[What you will do]: Repeat the entries that follow, exactly as they are written.

Entries from a dataset of interfaces:

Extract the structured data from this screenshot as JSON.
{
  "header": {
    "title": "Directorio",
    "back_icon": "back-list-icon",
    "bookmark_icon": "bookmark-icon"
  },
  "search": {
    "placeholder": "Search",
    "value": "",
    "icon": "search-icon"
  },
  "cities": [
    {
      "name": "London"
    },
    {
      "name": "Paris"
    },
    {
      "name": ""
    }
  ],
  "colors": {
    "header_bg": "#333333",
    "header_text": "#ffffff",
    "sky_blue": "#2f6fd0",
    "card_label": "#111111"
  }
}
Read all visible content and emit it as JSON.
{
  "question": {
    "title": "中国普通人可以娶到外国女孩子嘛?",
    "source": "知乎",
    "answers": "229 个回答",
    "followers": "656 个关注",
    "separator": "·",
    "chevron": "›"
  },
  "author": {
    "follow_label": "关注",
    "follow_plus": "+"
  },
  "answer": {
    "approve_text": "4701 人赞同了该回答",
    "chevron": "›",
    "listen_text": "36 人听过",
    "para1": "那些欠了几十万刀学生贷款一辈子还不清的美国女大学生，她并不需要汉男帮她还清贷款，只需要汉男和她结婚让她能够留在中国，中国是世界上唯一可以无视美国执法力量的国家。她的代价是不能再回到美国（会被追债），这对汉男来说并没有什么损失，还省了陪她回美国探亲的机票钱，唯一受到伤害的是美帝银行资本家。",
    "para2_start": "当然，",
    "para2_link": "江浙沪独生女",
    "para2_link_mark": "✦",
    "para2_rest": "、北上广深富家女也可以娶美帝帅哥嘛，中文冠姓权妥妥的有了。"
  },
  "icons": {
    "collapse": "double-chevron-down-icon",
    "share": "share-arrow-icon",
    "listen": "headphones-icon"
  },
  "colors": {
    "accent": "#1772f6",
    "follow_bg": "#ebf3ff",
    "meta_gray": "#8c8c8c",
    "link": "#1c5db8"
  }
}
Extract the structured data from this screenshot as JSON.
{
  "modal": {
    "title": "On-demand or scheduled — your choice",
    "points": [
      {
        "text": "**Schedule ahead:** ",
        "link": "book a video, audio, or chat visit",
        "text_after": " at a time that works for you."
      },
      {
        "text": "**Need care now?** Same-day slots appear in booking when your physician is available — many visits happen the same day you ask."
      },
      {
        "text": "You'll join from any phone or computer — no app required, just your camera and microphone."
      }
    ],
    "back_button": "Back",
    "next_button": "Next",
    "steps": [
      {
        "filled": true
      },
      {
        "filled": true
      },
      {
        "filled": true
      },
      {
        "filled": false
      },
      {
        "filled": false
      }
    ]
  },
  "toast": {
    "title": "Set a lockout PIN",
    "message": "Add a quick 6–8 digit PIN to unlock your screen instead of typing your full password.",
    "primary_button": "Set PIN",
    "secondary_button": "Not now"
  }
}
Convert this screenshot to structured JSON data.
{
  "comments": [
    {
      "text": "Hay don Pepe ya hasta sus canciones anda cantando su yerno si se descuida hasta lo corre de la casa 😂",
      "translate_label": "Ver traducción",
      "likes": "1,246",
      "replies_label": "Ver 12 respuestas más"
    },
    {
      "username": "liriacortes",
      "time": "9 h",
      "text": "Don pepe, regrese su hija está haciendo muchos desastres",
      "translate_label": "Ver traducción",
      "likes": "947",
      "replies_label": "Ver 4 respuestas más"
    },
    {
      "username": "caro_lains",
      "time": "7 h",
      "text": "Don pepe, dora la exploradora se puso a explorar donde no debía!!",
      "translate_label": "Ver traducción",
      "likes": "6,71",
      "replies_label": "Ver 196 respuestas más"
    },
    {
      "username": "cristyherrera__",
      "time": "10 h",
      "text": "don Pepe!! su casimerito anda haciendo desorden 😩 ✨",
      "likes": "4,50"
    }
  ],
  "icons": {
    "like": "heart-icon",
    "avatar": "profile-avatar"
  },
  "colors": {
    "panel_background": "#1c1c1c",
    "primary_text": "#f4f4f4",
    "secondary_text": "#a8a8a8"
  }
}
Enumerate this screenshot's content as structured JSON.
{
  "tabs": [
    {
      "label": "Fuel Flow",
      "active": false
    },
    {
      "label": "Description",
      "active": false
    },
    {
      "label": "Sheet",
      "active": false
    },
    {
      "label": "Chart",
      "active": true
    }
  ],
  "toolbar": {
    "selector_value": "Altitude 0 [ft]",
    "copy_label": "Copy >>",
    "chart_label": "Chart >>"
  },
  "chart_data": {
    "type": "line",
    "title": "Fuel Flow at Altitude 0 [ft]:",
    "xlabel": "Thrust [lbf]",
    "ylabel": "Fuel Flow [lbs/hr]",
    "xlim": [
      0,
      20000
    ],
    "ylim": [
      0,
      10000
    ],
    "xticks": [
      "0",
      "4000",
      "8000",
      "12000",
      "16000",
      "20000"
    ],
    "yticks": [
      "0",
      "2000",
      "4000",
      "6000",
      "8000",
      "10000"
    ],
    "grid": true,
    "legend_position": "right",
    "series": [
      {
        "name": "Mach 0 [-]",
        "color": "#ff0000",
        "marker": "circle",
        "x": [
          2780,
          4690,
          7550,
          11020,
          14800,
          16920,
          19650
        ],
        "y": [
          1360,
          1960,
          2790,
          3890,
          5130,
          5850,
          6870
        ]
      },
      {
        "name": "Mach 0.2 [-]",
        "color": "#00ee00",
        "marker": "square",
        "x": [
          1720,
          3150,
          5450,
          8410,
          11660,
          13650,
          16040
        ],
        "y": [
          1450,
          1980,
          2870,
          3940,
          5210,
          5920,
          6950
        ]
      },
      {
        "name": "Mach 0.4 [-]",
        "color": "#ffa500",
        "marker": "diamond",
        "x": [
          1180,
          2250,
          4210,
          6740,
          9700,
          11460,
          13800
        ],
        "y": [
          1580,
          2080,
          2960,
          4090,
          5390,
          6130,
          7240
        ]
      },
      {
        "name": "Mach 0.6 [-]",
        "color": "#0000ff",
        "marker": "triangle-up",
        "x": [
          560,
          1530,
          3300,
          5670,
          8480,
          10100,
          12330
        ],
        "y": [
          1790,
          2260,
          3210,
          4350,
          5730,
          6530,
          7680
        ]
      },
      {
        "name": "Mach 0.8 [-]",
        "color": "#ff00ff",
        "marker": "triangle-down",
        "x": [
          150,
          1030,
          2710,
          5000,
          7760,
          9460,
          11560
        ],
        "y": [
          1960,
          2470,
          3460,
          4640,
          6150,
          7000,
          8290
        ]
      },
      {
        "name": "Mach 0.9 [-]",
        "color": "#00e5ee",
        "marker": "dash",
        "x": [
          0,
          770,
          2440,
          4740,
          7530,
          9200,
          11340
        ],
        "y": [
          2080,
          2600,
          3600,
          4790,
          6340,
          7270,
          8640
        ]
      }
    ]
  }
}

[Response to this task]:
Extract the structured data from this screenshot as JSON.
{
  "header": {
    "title": "Directorio",
    "back_icon": "back-list-icon",
    "bookmark_icon": "bookmark-icon"
  },
  "search": {
    "placeholder": "Search",
    "value": "",
    "icon": "search-icon"
  },
  "cities": [
    {
      "name": "London"
    },
    {
      "name": "Paris"
    },
    {
      "name": ""
    }
  ],
  "colors": {
    "header_bg": "#333333",
    "header_text": "#ffffff",
    "sky_blue": "#2f6fd0",
    "card_label": "#111111"
  }
}
Read all visible content and emit it as JSON.
{
  "question": {
    "title": "中国普通人可以娶到外国女孩子嘛?",
    "source": "知乎",
    "answers": "229 个回答",
    "followers": "656 个关注",
    "separator": "·",
    "chevron": "›"
  },
  "author": {
    "follow_label": "关注",
    "follow_plus": "+"
  },
  "answer": {
    "approve_text": "4701 人赞同了该回答",
    "chevron": "›",
    "listen_text": "36 人听过",
    "para1": "那些欠了几十万刀学生贷款一辈子还不清的美国女大学生，她并不需要汉男帮她还清贷款，只需要汉男和她结婚让她能够留在中国，中国是世界上唯一可以无视美国执法力量的国家。她的代价是不能再回到美国（会被追债），这对汉男来说并没有什么损失，还省了陪她回美国探亲的机票钱，唯一受到伤害的是美帝银行资本家。",
    "para2_start": "当然，",
    "para2_link": "江浙沪独生女",
    "para2_link_mark": "✦",
    "para2_rest": "、北上广深富家女也可以娶美帝帅哥嘛，中文冠姓权妥妥的有了。"
  },
  "icons": {
    "collapse": "double-chevron-down-icon",
    "share": "share-arrow-icon",
    "listen": "headphones-icon"
  },
  "colors": {
    "accent": "#1772f6",
    "follow_bg": "#ebf3ff",
    "meta_gray": "#8c8c8c",
    "link": "#1c5db8"
  }
}
Extract the structured data from this screenshot as JSON.
{
  "modal": {
    "title": "On-demand or scheduled — your choice",
    "points": [
      {
        "text": "**Schedule ahead:** ",
        "link": "book a video, audio, or chat visit",
        "text_after": " at a time that works for you."
      },
      {
        "text": "**Need care now?** Same-day slots appear in booking when your physician is available — many visits happen the same day you ask."
      },
      {
        "text": "You'll join from any phone or computer — no app required, just your camera and microphone."
      }
    ],
    "back_button": "Back",
    "next_button": "Next",
    "steps": [
      {
        "filled": true
      },
      {
        "filled": true
      },
      {
        "filled": true
      },
      {
        "filled": false
      },
      {
        "filled": false
      }
    ]
  },
  "toast": {
    "title": "Set a lockout PIN",
    "message": "Add a quick 6–8 digit PIN to unlock your screen instead of typing your full password.",
    "primary_button": "Set PIN",
    "secondary_button": "Not now"
  }
}
Convert this screenshot to structured JSON data.
{
  "comments": [
    {
      "text": "Hay don Pepe ya hasta sus canciones anda cantando su yerno si se descuida hasta lo corre de la casa 😂",
      "translate_label": "Ver traducción",
      "likes": "1,246",
      "replies_label": "Ver 12 respuestas más"
    },
    {
      "username": "liriacortes",
      "time": "9 h",
      "text": "Don pepe, regrese su hija está haciendo muchos desastres",
      "translate_label": "Ver traducción",
      "likes": "947",
      "replies_label": "Ver 4 respuestas más"
    },
    {
      "username": "caro_lains",
      "time": "7 h",
      "text": "Don pepe, dora la exploradora se puso a explorar donde no debía!!",
      "translate_label": "Ver traducción",
      "likes": "6,71",
      "replies_label": "Ver 196 respuestas más"
    },
    {
      "username": "cristyherrera__",
      "time": "10 h",
      "text": "don Pepe!! su casimerito anda haciendo desorden 😩 ✨",
      "likes": "4,50"
    }
  ],
  "icons": {
    "like": "heart-icon",
    "avatar": "profile-avatar"
  },
  "colors": {
    "panel_background": "#1c1c1c",
    "primary_text": "#f4f4f4",
    "secondary_text": "#a8a8a8"
  }
}
Enumerate this screenshot's content as structured JSON.
{
  "tabs": [
    {
      "label": "Fuel Flow",
      "active": false
    },
    {
      "label": "Description",
      "active": false
    },
    {
      "label": "Sheet",
      "active": false
    },
    {
      "label": "Chart",
      "active": true
    }
  ],
  "toolbar": {
    "selector_value": "Altitude 0 [ft]",
    "copy_label": "Copy >>",
    "chart_label": "Chart >>"
  },
  "chart_data": {
    "type": "line",
    "title": "Fuel Flow at Altitude 0 [ft]:",
    "xlabel": "Thrust [lbf]",
    "ylabel": "Fuel Flow [lbs/hr]",
    "xlim": [
      0,
      20000
    ],
    "ylim": [
      0,
      10000
    ],
    "xticks": [
      "0",
      "4000",
      "8000",
      "12000",
      "16000",
      "20000"
    ],
    "yticks": [
      "0",
      "2000",
      "4000",
      "6000",
      "8000",
      "10000"
    ],
    "grid": true,
    "legend_position": "right",
    "series": [
      {
        "name": "Mach 0 [-]",
        "color": "#ff0000",
        "marker": "circle",
        "x": [
          2780,
          4690,
          7550,
          11020,
          14800,
          16920,
          19650
        ],
        "y": [
          1360,
          1960,
          2790,
          3890,
          5130,
          5850,
          6870
        ]
      },
      {
        "name": "Mach 0.2 [-]",
        "color": "#00ee00",
        "marker": "square",
        "x": [
          1720,
          3150,
          5450,
          8410,
          11660,
          13650,
          16040
        ],
        "y": [
          1450,
          1980,
          2870,
          3940,
          5210,
          5920,
          6950
        ]
      },
      {
        "name": "Mach 0.4 [-]",
        "color": "#ffa500",
        "marker": "diamond",
        "x": [
          1180,
          2250,
          4210,
          6740,
          9700,
          11460,
          13800
        ],
        "y": [
          1580,
          2080,
          2960,
          4090,
          5390,
          6130,
          7240
        ]
      },
      {
        "name": "Mach 0.6 [-]",
        "color": "#0000ff",
        "marker": "triangle-up",
        "x": [
          560,
          1530,
          3300,
          5670,
          8480,
          10100,
          12330
        ],
        "y": [
          1790,
          2260,
          3210,
          4350,
          5730,
          6530,
          7680
        ]
      },
      {
        "name": "Mach 0.8 [-]",
        "color": "#ff00ff",
        "marker": "triangle-down",
        "x": [
          150,
          1030,
          2710,
          5000,
          7760,
          9460,
          11560
        ],
        "y": [
          1960,
          2470,
          3460,
          4640,
          6150,
          7000,
          8290
        ]
      },
      {
        "name": "Mach 0.9 [-]",
        "color": "#00e5ee",
        "marker": "dash",
        "x": [
          0,
          770,
          2440,
          4740,
          7530,
          9200,
          11340
        ],
        "y": [
          2080,
          2600,
          3600,
          4790,
          6340,
          7270,
          8640
        ]
      }
    ]
  }
}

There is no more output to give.